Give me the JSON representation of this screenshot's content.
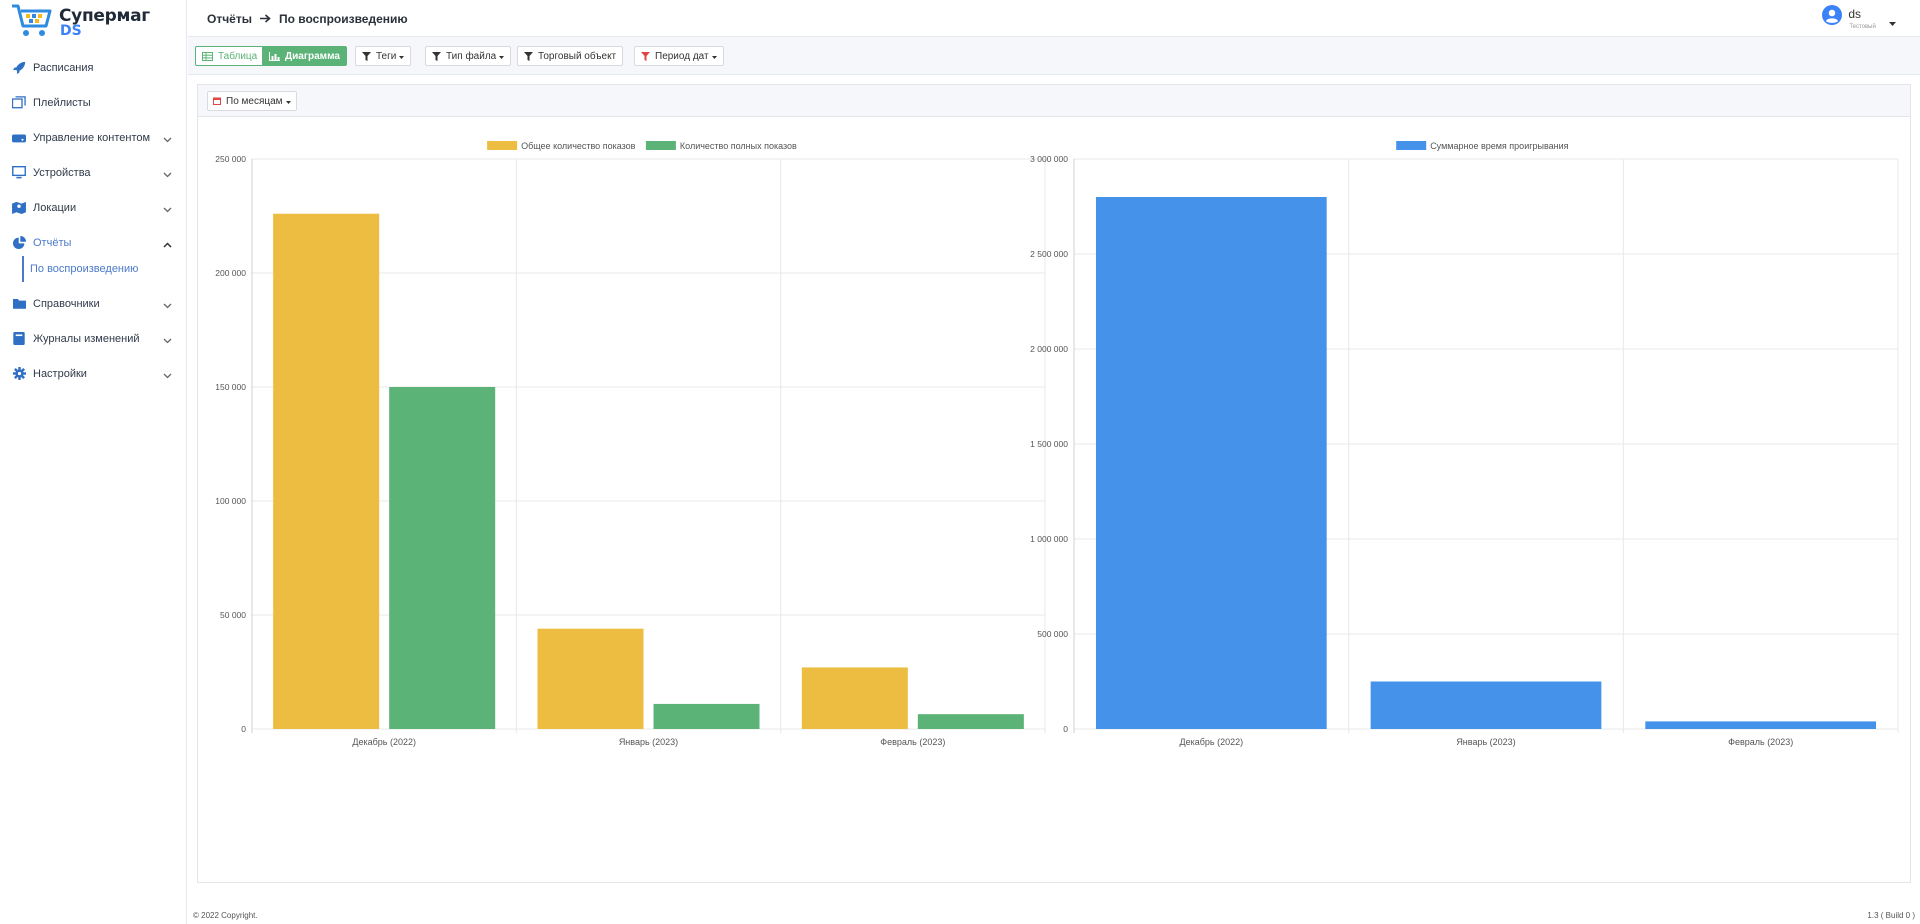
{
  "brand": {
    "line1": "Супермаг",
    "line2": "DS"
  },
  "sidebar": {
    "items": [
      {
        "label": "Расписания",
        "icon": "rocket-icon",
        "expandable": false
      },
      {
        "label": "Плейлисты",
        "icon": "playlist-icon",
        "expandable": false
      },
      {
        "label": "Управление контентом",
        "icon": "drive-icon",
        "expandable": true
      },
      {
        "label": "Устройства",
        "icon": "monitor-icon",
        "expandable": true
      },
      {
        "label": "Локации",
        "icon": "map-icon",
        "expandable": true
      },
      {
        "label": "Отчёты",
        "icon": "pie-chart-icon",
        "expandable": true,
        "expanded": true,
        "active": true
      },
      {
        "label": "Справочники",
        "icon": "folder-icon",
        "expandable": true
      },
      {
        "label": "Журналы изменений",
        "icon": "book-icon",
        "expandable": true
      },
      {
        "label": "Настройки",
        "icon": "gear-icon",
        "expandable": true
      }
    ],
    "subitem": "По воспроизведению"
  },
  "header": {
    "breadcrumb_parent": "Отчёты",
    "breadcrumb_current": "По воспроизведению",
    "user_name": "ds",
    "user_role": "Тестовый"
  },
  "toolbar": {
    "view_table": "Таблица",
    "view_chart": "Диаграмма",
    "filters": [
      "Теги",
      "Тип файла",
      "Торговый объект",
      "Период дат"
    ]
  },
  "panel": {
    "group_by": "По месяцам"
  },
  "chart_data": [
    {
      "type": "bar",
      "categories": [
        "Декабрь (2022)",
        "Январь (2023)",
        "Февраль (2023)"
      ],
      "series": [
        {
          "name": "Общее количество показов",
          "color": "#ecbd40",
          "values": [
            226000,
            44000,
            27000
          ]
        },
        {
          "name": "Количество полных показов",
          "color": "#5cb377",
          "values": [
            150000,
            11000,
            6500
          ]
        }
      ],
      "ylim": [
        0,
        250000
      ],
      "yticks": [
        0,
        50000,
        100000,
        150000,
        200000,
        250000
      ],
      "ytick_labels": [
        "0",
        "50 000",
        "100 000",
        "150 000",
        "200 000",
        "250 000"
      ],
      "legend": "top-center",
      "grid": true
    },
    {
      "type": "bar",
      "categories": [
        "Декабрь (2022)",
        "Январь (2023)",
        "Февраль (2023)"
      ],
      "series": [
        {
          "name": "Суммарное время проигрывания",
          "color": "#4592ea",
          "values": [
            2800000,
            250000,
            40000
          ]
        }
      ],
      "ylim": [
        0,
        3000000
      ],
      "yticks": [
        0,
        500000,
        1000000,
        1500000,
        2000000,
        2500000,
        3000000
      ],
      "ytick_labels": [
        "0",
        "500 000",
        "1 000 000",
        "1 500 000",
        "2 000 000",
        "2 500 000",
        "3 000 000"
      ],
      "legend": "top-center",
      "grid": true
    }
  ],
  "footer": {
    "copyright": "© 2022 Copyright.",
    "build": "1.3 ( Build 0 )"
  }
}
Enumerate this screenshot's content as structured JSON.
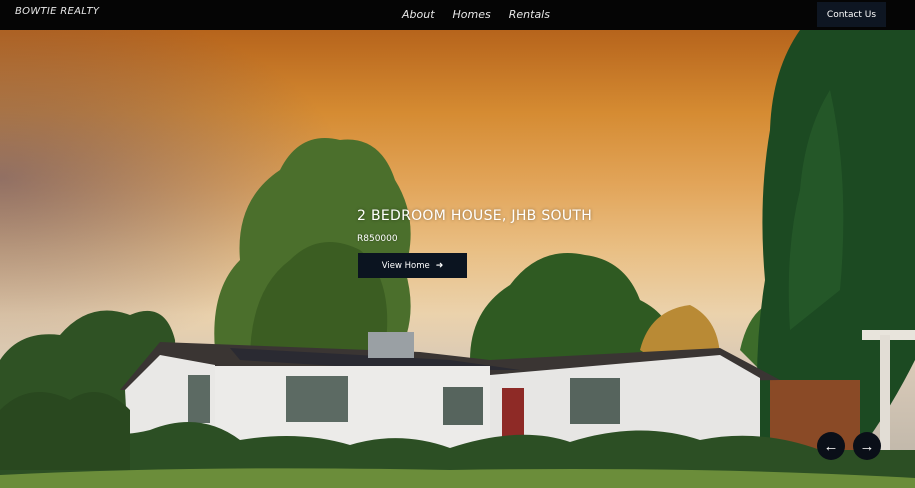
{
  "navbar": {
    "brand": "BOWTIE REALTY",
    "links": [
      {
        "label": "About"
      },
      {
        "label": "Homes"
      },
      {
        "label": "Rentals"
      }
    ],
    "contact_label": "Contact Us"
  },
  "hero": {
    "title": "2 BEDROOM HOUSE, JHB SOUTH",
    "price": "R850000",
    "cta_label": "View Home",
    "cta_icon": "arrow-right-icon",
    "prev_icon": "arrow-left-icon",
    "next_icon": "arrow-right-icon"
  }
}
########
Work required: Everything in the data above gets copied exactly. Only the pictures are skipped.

Response area:
Give me the JSON representation of this screenshot's content.
{
  "brand": {
    "line1": "Супермаг",
    "line2": "DS"
  },
  "sidebar": {
    "items": [
      {
        "label": "Расписания",
        "icon": "rocket-icon",
        "expandable": false
      },
      {
        "label": "Плейлисты",
        "icon": "playlist-icon",
        "expandable": false
      },
      {
        "label": "Управление контентом",
        "icon": "drive-icon",
        "expandable": true
      },
      {
        "label": "Устройства",
        "icon": "monitor-icon",
        "expandable": true
      },
      {
        "label": "Локации",
        "icon": "map-icon",
        "expandable": true
      },
      {
        "label": "Отчёты",
        "icon": "pie-chart-icon",
        "expandable": true,
        "expanded": true,
        "active": true
      },
      {
        "label": "Справочники",
        "icon": "folder-icon",
        "expandable": true
      },
      {
        "label": "Журналы изменений",
        "icon": "book-icon",
        "expandable": true
      },
      {
        "label": "Настройки",
        "icon": "gear-icon",
        "expandable": true
      }
    ],
    "subitem": "По воспроизведению"
  },
  "header": {
    "breadcrumb_parent": "Отчёты",
    "breadcrumb_current": "По воспроизведению",
    "user_name": "ds",
    "user_role": "Тестовый"
  },
  "toolbar": {
    "view_table": "Таблица",
    "view_chart": "Диаграмма",
    "filters": [
      "Теги",
      "Тип файла",
      "Торговый объект",
      "Период дат"
    ]
  },
  "panel": {
    "group_by": "По месяцам"
  },
  "chart_data": [
    {
      "type": "bar",
      "categories": [
        "Декабрь (2022)",
        "Январь (2023)",
        "Февраль (2023)"
      ],
      "series": [
        {
          "name": "Общее количество показов",
          "color": "#ecbd40",
          "values": [
            226000,
            44000,
            27000
          ]
        },
        {
          "name": "Количество полных показов",
          "color": "#5cb377",
          "values": [
            150000,
            11000,
            6500
          ]
        }
      ],
      "ylim": [
        0,
        250000
      ],
      "yticks": [
        0,
        50000,
        100000,
        150000,
        200000,
        250000
      ],
      "ytick_labels": [
        "0",
        "50 000",
        "100 000",
        "150 000",
        "200 000",
        "250 000"
      ],
      "legend": "top-center",
      "grid": true
    },
    {
      "type": "bar",
      "categories": [
        "Декабрь (2022)",
        "Январь (2023)",
        "Февраль (2023)"
      ],
      "series": [
        {
          "name": "Суммарное время проигрывания",
          "color": "#4592ea",
          "values": [
            2800000,
            250000,
            40000
          ]
        }
      ],
      "ylim": [
        0,
        3000000
      ],
      "yticks": [
        0,
        500000,
        1000000,
        1500000,
        2000000,
        2500000,
        3000000
      ],
      "ytick_labels": [
        "0",
        "500 000",
        "1 000 000",
        "1 500 000",
        "2 000 000",
        "2 500 000",
        "3 000 000"
      ],
      "legend": "top-center",
      "grid": true
    }
  ],
  "footer": {
    "copyright": "© 2022 Copyright.",
    "build": "1.3 ( Build 0 )"
  }
}
Enumerate this screenshot's content as structured JSON.
{
  "navbar": {
    "brand": "BOWTIE REALTY",
    "links": [
      {
        "label": "About"
      },
      {
        "label": "Homes"
      },
      {
        "label": "Rentals"
      }
    ],
    "contact_label": "Contact Us"
  },
  "hero": {
    "title": "2 BEDROOM HOUSE, JHB SOUTH",
    "price": "R850000",
    "cta_label": "View Home",
    "cta_icon": "arrow-right-icon",
    "prev_icon": "arrow-left-icon",
    "next_icon": "arrow-right-icon"
  }
}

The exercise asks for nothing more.